DESCRIPTION OF THE TASK | Among the entries below, how many lines hold "kind"? Only the number is wanted.

[Dataset records]

_ _ _

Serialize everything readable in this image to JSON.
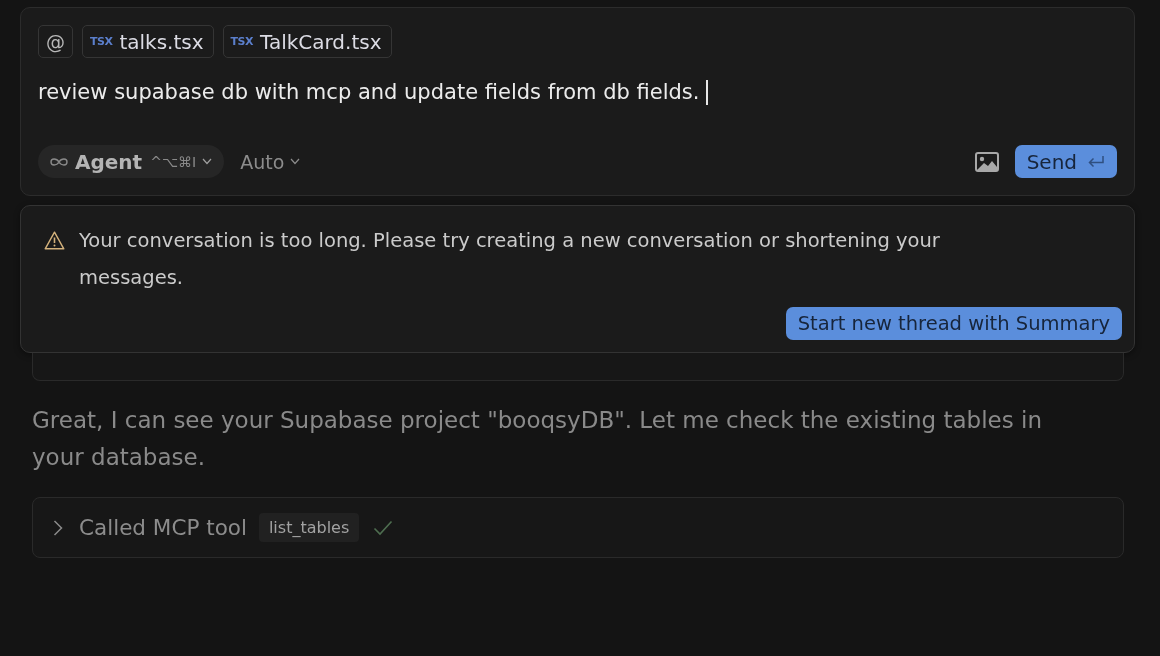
{
  "composer": {
    "mention_button": "@",
    "attachments": [
      {
        "kind": "tsx",
        "badge": "TSX",
        "name": "talks.tsx"
      },
      {
        "kind": "tsx",
        "badge": "TSX",
        "name": "TalkCard.tsx"
      }
    ],
    "value": "review supabase db with mcp and update fields from db fields.",
    "mode": {
      "label": "Agent",
      "shortcut": "^⌥⌘I"
    },
    "model": {
      "label": "Auto"
    },
    "send_button": {
      "label": "Send"
    }
  },
  "error_popup": {
    "message": "Your conversation is too long. Please try creating a new conversation or shortening your messages.",
    "action": "Start new thread with Summary"
  },
  "conversation": [
    {
      "kind": "covered-card"
    },
    {
      "kind": "message",
      "text": "Great, I can see your Supabase project \"booqsyDB\". Let me check the existing tables in your database."
    },
    {
      "kind": "tool-call",
      "label": "Called MCP tool",
      "tool": "list_tables",
      "expanded": false,
      "done": true
    }
  ]
}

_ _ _

YOUR RESPONSE | 5